== Data records ==
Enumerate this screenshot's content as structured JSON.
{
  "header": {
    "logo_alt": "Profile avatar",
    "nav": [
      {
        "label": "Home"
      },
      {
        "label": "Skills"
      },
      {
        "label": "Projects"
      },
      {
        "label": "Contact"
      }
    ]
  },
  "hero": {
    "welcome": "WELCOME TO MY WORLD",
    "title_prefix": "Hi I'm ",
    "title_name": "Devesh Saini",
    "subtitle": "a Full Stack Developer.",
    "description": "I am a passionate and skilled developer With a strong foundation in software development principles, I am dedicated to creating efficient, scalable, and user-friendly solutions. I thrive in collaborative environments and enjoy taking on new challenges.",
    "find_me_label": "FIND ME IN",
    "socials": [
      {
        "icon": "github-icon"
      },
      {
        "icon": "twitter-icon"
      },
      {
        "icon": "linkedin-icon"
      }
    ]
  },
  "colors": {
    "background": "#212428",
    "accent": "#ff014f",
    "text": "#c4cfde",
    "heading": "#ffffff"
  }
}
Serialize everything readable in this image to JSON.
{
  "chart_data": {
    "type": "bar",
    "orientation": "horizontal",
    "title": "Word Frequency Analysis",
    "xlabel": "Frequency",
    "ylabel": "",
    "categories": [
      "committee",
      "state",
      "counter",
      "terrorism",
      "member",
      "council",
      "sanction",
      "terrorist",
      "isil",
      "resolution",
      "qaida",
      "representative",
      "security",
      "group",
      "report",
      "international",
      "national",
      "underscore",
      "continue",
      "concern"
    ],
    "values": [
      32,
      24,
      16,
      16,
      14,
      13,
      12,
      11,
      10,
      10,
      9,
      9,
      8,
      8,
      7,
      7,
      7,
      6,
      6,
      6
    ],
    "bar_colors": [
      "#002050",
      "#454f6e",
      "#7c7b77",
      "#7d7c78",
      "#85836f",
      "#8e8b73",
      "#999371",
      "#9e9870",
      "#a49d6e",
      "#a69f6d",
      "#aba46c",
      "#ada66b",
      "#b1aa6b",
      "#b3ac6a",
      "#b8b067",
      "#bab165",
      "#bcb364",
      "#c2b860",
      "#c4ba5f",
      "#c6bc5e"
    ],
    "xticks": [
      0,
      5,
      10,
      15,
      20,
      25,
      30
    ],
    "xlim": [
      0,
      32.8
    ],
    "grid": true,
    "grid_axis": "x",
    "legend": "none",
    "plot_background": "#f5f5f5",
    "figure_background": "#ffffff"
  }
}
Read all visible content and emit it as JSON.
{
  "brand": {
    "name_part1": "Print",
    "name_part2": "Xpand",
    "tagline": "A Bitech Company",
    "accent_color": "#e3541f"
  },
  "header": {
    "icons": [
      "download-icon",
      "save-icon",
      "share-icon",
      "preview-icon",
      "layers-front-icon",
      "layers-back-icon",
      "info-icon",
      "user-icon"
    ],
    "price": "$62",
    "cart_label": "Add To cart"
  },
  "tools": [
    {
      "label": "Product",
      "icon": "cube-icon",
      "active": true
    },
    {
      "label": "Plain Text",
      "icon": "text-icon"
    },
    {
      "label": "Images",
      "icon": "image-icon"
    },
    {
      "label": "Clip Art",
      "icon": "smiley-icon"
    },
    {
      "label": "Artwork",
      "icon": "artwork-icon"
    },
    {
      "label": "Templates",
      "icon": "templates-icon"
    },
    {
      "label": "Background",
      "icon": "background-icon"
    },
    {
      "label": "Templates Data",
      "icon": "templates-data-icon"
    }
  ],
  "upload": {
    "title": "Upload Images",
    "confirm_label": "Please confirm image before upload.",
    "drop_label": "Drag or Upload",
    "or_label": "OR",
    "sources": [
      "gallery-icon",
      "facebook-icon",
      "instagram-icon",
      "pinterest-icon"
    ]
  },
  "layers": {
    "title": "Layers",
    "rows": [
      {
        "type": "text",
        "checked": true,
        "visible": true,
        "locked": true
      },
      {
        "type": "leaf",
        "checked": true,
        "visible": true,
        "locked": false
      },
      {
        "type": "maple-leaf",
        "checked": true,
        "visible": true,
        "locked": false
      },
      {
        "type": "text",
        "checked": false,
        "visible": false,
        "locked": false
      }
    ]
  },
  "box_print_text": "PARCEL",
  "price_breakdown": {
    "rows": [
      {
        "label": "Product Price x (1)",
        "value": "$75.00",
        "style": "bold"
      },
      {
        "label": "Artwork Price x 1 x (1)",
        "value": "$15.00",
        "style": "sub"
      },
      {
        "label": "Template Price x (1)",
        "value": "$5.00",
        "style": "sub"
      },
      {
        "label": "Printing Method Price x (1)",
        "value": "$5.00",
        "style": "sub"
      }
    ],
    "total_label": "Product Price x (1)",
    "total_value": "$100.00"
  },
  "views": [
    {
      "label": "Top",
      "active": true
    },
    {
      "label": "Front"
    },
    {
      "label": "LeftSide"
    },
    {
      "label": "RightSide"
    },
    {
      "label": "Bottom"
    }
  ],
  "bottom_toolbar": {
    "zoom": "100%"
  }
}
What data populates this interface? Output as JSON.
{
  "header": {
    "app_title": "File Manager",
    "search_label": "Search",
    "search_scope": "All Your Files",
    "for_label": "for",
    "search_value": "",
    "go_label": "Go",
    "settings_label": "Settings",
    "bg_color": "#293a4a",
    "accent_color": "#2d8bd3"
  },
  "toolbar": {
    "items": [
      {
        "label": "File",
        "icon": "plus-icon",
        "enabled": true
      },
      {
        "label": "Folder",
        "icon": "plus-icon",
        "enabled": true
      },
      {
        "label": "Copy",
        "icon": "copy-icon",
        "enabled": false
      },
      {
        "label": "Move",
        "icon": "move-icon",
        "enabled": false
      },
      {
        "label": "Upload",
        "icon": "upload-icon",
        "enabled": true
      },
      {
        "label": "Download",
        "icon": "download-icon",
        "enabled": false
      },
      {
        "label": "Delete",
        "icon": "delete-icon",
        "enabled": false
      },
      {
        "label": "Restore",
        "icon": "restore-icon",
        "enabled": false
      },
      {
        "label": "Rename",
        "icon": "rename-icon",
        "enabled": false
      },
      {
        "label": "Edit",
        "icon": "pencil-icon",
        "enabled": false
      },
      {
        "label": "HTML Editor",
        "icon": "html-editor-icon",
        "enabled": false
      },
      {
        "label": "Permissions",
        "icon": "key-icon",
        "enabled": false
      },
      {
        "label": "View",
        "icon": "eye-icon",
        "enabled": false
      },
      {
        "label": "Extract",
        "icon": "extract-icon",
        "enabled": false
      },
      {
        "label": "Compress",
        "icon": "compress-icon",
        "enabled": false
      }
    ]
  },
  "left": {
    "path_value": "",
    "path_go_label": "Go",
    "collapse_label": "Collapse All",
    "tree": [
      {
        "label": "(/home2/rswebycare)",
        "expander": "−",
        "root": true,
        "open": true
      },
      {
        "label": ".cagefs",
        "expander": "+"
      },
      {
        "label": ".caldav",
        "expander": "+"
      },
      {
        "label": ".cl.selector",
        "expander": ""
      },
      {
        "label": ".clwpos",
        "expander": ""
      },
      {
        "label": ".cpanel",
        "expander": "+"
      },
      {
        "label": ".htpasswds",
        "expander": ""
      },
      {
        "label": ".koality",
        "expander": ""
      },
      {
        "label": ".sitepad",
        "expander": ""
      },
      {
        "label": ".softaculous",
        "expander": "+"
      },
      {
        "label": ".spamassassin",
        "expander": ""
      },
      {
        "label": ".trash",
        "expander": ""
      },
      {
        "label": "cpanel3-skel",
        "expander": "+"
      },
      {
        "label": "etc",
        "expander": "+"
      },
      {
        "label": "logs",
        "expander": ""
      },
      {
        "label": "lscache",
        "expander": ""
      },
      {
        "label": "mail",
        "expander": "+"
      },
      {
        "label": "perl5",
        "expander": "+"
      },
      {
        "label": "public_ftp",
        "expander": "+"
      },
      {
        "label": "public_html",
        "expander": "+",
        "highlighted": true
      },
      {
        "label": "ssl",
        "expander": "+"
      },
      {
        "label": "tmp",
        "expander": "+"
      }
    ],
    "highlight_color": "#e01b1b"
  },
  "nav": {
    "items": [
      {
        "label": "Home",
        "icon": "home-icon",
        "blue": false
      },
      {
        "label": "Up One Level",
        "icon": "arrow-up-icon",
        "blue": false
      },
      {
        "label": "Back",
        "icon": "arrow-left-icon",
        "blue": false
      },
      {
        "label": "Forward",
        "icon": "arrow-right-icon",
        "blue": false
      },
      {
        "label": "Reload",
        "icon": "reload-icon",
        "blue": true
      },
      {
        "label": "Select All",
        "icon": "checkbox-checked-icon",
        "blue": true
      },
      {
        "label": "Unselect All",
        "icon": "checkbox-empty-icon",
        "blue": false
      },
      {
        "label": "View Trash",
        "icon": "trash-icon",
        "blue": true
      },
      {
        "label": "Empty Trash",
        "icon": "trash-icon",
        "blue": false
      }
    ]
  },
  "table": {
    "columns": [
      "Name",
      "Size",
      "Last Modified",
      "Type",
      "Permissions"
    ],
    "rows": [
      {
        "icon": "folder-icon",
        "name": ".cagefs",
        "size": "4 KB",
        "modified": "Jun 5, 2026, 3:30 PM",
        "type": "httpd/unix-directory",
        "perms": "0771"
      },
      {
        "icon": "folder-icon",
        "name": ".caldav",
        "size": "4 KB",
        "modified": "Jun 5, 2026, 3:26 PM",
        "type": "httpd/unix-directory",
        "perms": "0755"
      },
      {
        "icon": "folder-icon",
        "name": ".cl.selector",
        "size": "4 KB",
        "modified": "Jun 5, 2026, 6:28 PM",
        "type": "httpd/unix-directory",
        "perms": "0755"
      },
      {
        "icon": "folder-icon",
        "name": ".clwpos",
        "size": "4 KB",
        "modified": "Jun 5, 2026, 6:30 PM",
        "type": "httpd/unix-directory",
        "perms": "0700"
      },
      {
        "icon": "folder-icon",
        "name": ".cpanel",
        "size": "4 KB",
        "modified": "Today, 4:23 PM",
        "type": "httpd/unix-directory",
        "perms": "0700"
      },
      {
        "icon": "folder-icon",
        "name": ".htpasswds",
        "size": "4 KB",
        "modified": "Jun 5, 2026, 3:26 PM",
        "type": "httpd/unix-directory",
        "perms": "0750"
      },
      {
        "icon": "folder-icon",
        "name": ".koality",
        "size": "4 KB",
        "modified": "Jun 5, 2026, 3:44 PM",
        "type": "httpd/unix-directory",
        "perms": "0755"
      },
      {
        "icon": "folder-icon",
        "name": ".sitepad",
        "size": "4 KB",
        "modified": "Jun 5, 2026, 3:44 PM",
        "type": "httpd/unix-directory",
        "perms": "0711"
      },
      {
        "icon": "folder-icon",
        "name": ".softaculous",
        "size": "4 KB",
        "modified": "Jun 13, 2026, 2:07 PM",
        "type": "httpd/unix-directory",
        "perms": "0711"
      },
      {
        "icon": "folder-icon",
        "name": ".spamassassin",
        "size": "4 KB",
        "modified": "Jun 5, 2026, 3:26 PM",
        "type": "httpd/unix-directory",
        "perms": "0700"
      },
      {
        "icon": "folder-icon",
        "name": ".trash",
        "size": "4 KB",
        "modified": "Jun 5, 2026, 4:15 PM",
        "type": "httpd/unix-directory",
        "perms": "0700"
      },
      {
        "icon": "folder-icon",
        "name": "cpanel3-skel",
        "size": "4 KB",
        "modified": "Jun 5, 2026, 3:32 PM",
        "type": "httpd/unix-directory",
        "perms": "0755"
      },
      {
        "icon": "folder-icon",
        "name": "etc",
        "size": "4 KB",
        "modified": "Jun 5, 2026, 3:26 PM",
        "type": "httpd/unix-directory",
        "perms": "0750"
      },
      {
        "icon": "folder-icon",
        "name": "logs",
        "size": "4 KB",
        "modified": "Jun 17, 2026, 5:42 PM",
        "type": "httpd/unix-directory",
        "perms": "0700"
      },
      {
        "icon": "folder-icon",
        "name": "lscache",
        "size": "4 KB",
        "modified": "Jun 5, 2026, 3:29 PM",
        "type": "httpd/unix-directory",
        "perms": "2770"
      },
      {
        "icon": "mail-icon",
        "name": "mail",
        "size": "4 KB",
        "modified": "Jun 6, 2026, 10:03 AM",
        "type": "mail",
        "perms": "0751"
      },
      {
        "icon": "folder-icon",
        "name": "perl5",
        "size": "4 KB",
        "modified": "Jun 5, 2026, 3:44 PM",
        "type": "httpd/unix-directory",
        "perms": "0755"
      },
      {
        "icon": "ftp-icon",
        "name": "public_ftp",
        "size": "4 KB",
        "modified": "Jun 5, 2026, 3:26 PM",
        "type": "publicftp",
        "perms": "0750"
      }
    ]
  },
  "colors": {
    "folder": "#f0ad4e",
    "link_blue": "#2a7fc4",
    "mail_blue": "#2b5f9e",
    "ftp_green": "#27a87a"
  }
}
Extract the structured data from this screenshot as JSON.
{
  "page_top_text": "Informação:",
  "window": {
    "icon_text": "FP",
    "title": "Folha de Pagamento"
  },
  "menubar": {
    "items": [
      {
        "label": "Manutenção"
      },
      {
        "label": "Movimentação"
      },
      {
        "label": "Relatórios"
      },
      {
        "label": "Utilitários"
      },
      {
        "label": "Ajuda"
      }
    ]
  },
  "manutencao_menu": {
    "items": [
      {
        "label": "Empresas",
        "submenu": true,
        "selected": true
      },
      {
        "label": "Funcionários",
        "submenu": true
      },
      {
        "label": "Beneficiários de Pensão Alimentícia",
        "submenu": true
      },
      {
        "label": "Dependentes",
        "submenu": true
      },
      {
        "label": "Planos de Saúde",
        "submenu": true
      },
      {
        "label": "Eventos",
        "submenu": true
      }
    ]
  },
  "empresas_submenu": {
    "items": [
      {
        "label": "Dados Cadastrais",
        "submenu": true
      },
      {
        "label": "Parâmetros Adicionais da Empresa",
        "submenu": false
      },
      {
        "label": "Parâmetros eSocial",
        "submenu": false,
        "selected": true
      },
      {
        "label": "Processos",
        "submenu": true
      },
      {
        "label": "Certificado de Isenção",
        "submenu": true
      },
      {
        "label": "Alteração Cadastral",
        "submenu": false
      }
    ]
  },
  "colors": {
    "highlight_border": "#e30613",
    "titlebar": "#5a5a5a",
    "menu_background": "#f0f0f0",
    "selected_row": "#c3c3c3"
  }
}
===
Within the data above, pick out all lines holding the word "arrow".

        "icon": "arrow-up-icon",
        "icon": "arrow-left-icon",
        "icon": "arrow-right-icon",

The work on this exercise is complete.